One day a really rich old man with two sons died. In his will he said that he would give one of his sons all of his fortune. He gave each of his sons a horse and said they would compete in a horse race from Los Angeles to Sacramento, but the son whose horse came in second would get the money.
So one day they started the race. After one whole day they had only ridden one mile. At night they decided they should stop at a hotel. While they were booking in they told their problem to the wise old clerk, who made a suggestion. The next day the two brothers rode as fast as they could. What did the clerk suggest that they do?
The clerk told them to swap horses. The father said that whoever's horse crossed the finish line second would get the money. He didn't say that the owner of the horse had to be on it.
You have 25 horses. When they race, each horse runs at a different, constant pace. A horse will always run at the same pace no matter how many times it races.
You want to figure out which are your 3 fastest horses. You are allowed to race at most 5 horses against each other at a time. You don't have a stopwatch so all you can learn from each race is which order the horses finish in.
What is the least number of races you can conduct to figure out which 3 horses are fastest?
You need to conduct 7 races.
First, separate the horses into 5 groups of 5 horses each, and race the horses in each of these groups. Let's call these groups A, B, C, D and E, and within each group let's label them in the order they finished. So for example, in group A, A1 finished 1st, A2 finished 2nd, A3 finished 3rd, and so on.

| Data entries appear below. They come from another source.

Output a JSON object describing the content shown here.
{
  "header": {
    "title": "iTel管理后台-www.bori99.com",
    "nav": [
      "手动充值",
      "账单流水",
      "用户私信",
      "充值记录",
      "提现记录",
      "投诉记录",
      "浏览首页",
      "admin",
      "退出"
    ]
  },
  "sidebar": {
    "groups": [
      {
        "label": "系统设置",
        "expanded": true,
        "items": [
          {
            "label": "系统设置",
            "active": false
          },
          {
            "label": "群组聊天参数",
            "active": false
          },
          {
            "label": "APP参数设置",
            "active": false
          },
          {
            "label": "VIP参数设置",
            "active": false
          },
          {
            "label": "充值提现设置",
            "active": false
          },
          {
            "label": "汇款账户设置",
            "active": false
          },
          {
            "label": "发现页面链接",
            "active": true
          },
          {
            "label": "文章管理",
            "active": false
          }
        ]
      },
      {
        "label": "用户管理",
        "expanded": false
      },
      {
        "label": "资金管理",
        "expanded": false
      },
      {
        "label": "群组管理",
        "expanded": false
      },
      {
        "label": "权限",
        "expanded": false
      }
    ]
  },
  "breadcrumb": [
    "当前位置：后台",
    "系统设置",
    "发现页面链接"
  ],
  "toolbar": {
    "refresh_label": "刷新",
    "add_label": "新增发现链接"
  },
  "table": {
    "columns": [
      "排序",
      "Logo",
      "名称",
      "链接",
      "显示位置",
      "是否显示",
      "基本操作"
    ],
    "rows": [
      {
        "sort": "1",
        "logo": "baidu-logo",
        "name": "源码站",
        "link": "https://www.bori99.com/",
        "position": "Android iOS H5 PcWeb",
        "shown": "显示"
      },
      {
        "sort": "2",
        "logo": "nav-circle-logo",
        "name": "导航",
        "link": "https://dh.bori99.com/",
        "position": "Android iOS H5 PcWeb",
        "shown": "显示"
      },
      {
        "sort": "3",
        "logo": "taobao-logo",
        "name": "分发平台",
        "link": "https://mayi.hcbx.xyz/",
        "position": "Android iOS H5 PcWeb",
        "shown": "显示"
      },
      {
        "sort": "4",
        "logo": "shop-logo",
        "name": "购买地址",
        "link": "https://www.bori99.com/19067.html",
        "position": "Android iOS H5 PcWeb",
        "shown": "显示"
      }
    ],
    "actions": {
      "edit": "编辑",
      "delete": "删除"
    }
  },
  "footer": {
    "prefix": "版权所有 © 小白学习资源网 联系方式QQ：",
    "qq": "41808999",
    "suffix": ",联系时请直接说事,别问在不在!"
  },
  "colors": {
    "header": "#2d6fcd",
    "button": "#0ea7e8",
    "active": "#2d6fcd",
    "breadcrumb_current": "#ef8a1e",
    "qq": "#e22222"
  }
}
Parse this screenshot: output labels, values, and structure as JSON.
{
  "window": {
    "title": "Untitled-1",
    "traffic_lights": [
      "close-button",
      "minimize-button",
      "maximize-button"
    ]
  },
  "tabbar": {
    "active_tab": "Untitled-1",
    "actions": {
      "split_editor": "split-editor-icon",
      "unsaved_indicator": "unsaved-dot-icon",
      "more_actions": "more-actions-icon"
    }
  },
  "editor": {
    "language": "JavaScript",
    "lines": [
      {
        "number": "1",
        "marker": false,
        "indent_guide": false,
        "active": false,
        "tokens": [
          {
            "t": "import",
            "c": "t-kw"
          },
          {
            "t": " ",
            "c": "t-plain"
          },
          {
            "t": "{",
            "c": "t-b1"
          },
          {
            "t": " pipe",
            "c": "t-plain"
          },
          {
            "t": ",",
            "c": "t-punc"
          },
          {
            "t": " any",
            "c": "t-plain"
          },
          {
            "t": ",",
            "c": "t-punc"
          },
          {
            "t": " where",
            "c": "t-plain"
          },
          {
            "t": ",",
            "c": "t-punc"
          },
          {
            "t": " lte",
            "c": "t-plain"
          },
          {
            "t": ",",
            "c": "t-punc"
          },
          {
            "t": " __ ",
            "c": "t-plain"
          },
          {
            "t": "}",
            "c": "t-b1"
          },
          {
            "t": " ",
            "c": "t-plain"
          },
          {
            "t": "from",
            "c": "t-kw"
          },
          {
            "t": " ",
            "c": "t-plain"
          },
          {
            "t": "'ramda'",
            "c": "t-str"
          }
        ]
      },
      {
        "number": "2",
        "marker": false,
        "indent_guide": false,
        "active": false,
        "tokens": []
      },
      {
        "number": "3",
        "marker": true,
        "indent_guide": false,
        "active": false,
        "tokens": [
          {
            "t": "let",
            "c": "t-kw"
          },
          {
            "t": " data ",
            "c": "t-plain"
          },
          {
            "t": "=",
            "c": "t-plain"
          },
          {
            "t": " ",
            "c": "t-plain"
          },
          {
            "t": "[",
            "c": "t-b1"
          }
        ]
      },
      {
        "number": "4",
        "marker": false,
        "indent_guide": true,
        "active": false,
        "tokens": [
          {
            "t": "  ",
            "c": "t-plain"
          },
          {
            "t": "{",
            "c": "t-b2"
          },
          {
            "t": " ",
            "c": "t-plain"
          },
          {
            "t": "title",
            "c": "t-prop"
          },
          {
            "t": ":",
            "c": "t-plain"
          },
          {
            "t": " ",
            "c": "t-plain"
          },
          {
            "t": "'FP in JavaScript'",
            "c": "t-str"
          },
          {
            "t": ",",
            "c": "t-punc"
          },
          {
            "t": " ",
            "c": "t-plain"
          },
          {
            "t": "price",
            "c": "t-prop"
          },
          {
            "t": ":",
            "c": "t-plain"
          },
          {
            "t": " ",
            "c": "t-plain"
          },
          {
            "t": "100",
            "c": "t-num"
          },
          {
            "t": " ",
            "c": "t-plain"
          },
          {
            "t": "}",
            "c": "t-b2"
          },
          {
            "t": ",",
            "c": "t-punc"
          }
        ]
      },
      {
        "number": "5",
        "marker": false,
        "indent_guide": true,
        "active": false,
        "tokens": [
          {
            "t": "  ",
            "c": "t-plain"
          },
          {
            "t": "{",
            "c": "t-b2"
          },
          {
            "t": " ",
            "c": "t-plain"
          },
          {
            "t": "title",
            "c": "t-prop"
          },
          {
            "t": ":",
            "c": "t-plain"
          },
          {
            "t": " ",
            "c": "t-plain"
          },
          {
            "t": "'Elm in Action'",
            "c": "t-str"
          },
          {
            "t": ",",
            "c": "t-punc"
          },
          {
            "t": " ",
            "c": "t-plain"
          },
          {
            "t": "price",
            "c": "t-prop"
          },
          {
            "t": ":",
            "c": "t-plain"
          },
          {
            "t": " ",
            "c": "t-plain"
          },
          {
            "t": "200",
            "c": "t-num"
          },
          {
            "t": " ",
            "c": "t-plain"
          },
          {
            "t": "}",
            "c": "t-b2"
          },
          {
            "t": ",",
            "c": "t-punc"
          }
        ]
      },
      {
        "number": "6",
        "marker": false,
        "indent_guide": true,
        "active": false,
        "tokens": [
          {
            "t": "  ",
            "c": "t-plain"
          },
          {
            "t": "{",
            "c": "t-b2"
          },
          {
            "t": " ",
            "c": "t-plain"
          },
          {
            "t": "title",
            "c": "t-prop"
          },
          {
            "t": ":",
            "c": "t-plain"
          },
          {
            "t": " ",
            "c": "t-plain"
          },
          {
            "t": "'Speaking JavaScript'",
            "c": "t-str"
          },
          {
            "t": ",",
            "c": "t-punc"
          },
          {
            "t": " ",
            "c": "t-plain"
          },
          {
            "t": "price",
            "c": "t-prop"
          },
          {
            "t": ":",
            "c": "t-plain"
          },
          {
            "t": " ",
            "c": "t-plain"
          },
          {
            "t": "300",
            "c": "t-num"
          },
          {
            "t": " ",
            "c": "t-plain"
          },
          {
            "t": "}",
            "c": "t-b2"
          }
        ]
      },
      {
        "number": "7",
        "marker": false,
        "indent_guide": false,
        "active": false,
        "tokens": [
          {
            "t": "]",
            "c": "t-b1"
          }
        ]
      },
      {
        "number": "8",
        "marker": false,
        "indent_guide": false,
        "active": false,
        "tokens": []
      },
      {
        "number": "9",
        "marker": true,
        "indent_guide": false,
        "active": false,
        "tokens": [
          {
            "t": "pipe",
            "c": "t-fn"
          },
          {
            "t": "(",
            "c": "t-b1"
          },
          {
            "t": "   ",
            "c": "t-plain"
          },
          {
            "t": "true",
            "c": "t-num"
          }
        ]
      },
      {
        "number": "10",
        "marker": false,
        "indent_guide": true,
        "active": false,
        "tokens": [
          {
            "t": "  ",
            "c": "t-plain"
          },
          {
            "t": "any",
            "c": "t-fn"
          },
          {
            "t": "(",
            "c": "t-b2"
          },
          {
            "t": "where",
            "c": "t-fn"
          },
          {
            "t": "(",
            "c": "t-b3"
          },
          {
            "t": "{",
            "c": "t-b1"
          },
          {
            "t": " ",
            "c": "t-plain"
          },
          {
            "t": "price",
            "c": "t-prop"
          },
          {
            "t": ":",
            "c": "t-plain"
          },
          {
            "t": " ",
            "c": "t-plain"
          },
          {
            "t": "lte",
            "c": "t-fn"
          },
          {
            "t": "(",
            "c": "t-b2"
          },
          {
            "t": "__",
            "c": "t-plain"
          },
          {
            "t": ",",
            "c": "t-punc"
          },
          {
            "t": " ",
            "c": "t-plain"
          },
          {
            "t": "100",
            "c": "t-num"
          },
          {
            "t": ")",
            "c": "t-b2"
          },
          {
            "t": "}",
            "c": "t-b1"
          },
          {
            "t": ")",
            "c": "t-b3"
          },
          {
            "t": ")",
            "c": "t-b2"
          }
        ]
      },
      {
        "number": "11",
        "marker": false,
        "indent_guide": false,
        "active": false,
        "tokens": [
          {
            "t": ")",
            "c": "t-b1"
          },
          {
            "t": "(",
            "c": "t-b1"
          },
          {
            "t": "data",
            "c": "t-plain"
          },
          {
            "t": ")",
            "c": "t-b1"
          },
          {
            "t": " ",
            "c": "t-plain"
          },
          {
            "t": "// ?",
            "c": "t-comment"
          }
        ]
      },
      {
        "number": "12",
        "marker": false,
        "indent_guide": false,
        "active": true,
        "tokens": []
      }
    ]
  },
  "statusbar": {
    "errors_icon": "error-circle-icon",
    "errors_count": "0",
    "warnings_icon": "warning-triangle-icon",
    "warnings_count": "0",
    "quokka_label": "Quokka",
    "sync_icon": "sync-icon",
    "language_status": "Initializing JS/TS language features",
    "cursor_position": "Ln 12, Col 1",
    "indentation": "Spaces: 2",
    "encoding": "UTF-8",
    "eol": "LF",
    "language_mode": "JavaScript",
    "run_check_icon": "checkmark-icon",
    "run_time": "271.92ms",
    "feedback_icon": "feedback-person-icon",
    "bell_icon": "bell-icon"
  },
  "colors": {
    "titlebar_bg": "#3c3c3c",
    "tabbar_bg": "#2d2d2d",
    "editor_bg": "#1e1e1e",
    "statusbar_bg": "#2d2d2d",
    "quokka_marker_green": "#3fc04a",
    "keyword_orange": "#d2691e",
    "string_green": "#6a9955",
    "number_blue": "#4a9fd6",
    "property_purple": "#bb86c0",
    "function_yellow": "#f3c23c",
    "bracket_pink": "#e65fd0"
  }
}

We can rule out the bottom two finishers in each race (A4 and A5, B4 and B5, C4 and C5, D4 and D5, and E4 and E5), since we know of at least 3 horses that are faster than them (specifically, the horses that beat them in their respective races).
This table shows our remaining horses:
A1 B1 C1 D1 E1
A2 B2 C2 D2 E2
A3 B3 C3 D3 E3
For our 6th race, let's race the top finishers in each group: A1, B1, C1, D1 and E1. Let's assume that the order of finishers is: A1, B1, C1, D1, E1 (so A1 finished first, E1 finished last).
We now know that horse D1 cannot be in the top 3, because it is slower than C1, B1 and A1 (it lost to them in the 6th race). Thus, D2 and D3 can also not be in the to 3 (since they are slower than D1).
Similarly, E1, E2 and E3 cannot be in the top 3 because they are all slower than D1 (which we already know isn't in the top 3).
Let's look at our updated table, having removed these horses that can't be in the top 3:
A1 B1 C1
A2 B2 C2
A3 B3 C3
We can actually rule out a few more horses. C2 and C3 cannot be in the top 3 because they are both slower than C1 (and thus are also slower than B1 and A1). And B3 also can't be in the top 3 because it is slower than B2 and B1 (and thus is also slower than A1). So let's further update our table:
A1 B1 C1
We actually already know that A1 is our fastest horse (since it directly or indirectly beat all the remaining horses). So now we just need to find the other two fastest horses out of A2, A3, B1, B2 and C1. So for our 7th race, we simply race these 5 horses, and the top two finishers, plus A1, are our 3 fastest horses.
A number of people have broken the sound barrier, either in a super-fast car, or in nice fancy planes. However, hundreds of years ago it was broken on horseback. How?
Many people who ride horses carry whips. They crack the whip while they ride the horse. When a whip is cracked, the tip travels faster than the speed of sound, which makes the loud snap. It actually creates a miniature sonic boom of sorts. The whip breaks the sound barrier, thus, it was broken on horseback.
Two men ride their horses to the town blacksmith to ask for his daughter's hand in marriage. To help decide who will get to marry her, the blacksmith proposes a very strange race:
"You will race your horses down the mile-long road from here to the center of town, and the man whose horse passes through city hall's gates LAST will get to marry my daughter."
The men have no idea how to proceed, but after a few minutes of thinking, they come up with a great idea to abide by the blacksmith's rules. 30 minutes later, one of the men is gloating, having won the daughter's hand in marriage.
What was the idea the men had?
Each man rides the other man's horse. They race as they normally would. The blacksmith said the man whose horse crosses last would win, so the man who wins the race would have his horse finish last.